Is that the whole question? Given that F is a field, there are two operations defined on the set F. But "FxF" is a set, there is NO operation automatically defined on it. I might suspect that you mean to define them "coordinate" wise: (a, b)+ (c, d)= (a+c, b+d) and (a, b)(c, d)= (ac, bd) but you just gave the complex numbers as (F,F) where that is not true. But perhaps that is what you mean (in which case C is NOT RxR as you wrote) since if RxR is NOT a field with those definitions.Then, on the second part of it, they say:
Let F be a field.

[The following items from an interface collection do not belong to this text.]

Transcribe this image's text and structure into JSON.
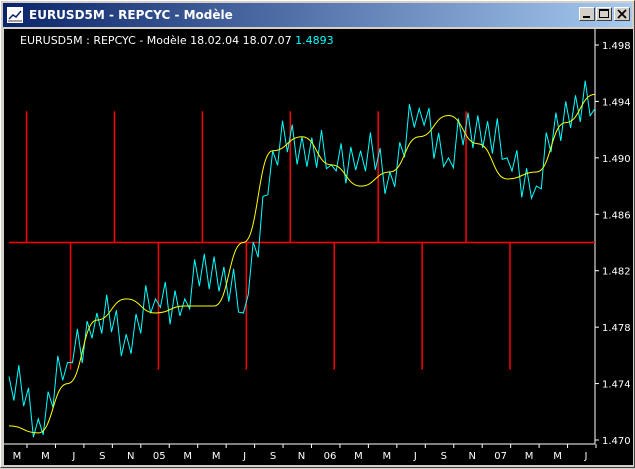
{
  "window": {
    "title": "EURUSD5M - REPCYC - Modèle",
    "minimize_label": "minimize",
    "maximize_label": "maximize",
    "close_label": "close"
  },
  "chart_header": {
    "symbol_indicator": "EURUSD5M : REPCYC - Modèle",
    "date_start": "18.02.04",
    "date_end": "18.07.07",
    "last_price": "1.4893"
  },
  "colors": {
    "background": "#000000",
    "price_line": "#00ffff",
    "cycle_line": "#ffff00",
    "signal_line": "#ff0000",
    "axis": "#ffffff"
  },
  "chart_data": {
    "type": "line",
    "title": "EURUSD5M : REPCYC - Modèle 18.02.04 18.07.07 1.4893",
    "xlabel": "",
    "ylabel": "",
    "ylim": [
      1.47,
      1.498
    ],
    "y_ticks": [
      "1.498",
      "1.494",
      "1.490",
      "1.486",
      "1.482",
      "1.478",
      "1.474",
      "1.470"
    ],
    "x_ticks": [
      "M",
      "M",
      "J",
      "S",
      "N",
      "05",
      "M",
      "M",
      "J",
      "S",
      "N",
      "06",
      "M",
      "M",
      "J",
      "S",
      "N",
      "07",
      "M",
      "M",
      "J"
    ],
    "grid": false,
    "x": [
      0,
      2,
      4,
      6,
      8,
      10,
      12,
      14,
      16,
      18,
      20,
      22,
      24,
      26,
      28,
      30,
      32,
      34,
      36,
      38,
      40
    ],
    "series": [
      {
        "name": "",
        "values": [
          1.4745,
          1.4715,
          1.4755,
          1.479,
          1.4775,
          1.48,
          1.48,
          1.483,
          1.479,
          1.4905,
          1.4915,
          1.4895,
          1.4905,
          1.489,
          1.4935,
          1.49,
          1.493,
          1.49,
          1.488,
          1.494,
          1.4935,
          1.487,
          1.492,
          1.493,
          1.488,
          1.492,
          1.4945,
          1.497,
          1.493,
          1.494,
          1.493,
          1.489,
          1.492,
          1.4895,
          1.491,
          1.492,
          1.49,
          1.49,
          1.495,
          1.492,
          1.4893
        ]
      },
      {
        "name": "",
        "values": [
          1.471,
          1.4705,
          1.474,
          1.4785,
          1.48,
          1.479,
          1.4795,
          1.4795,
          1.484,
          1.4905,
          1.4915,
          1.4895,
          1.488,
          1.489,
          1.4915,
          1.493,
          1.491,
          1.4885,
          1.489,
          1.4925,
          1.4945,
          1.4935,
          1.491,
          1.4895,
          1.4905,
          1.493,
          1.494,
          1.492,
          1.49,
          1.489,
          1.4895,
          1.4915,
          1.4925,
          1.4905,
          1.489,
          1.49,
          1.492,
          1.4935,
          1.494,
          1.4935,
          1.4925
        ]
      }
    ],
    "signal_level": 1.484,
    "signals": [
      {
        "x": 1.2,
        "dir": "up"
      },
      {
        "x": 4.2,
        "dir": "down"
      },
      {
        "x": 7.2,
        "dir": "up"
      },
      {
        "x": 10.2,
        "dir": "down"
      },
      {
        "x": 13.2,
        "dir": "up"
      },
      {
        "x": 16.2,
        "dir": "down"
      },
      {
        "x": 19.2,
        "dir": "up"
      },
      {
        "x": 22.2,
        "dir": "down"
      },
      {
        "x": 25.2,
        "dir": "up"
      },
      {
        "x": 28.2,
        "dir": "down"
      },
      {
        "x": 31.2,
        "dir": "up"
      },
      {
        "x": 34.2,
        "dir": "down"
      }
    ],
    "signal_up_top": 1.4933,
    "signal_down_bottom": 1.475
  }
}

Let's assume there's an a(that belongs to)F, so that a^2+1=0 . Prove that FxF isn't a field.
I can understand that it's like asking me to prove that a,b on Z=a+bi has to be that (a,b(belong to)R) on a field, because in this question it's asked to prove that it's impossible that there would be a field with (a,b) so that (a,b) can be imaginary.
Now, in order to prove that a group is NOT a field, it's enough to show that it has a,b(belong to)F so that a,b(are not equal to zero), and a*b=0.
I just couldn't find any way to prove that ^...
Would any of you mind to help me?
Thank you very much
One important property of a field is that every non-zero member has a multiplicative inverse. (a, 0) for a non-zero is not 0 for this field because (a, 0)+ (b, c)= (a+b, c) which is not equal to (b, c). Does (a, 0) have a multiplicative inverse?
Or, since you say "it's enough to show that it has a,b(belong to)F so that a,b(are not equal to zero), and a*b=0", what is (a,0)*(0,b)?
(Notice, again, that stating the operation is important. Using the definition of "multiplication" that makes RxR into C, (a,0)*(0,b)= a*0- b*0+ a*b+ 0*0= ab which is NOT 0.)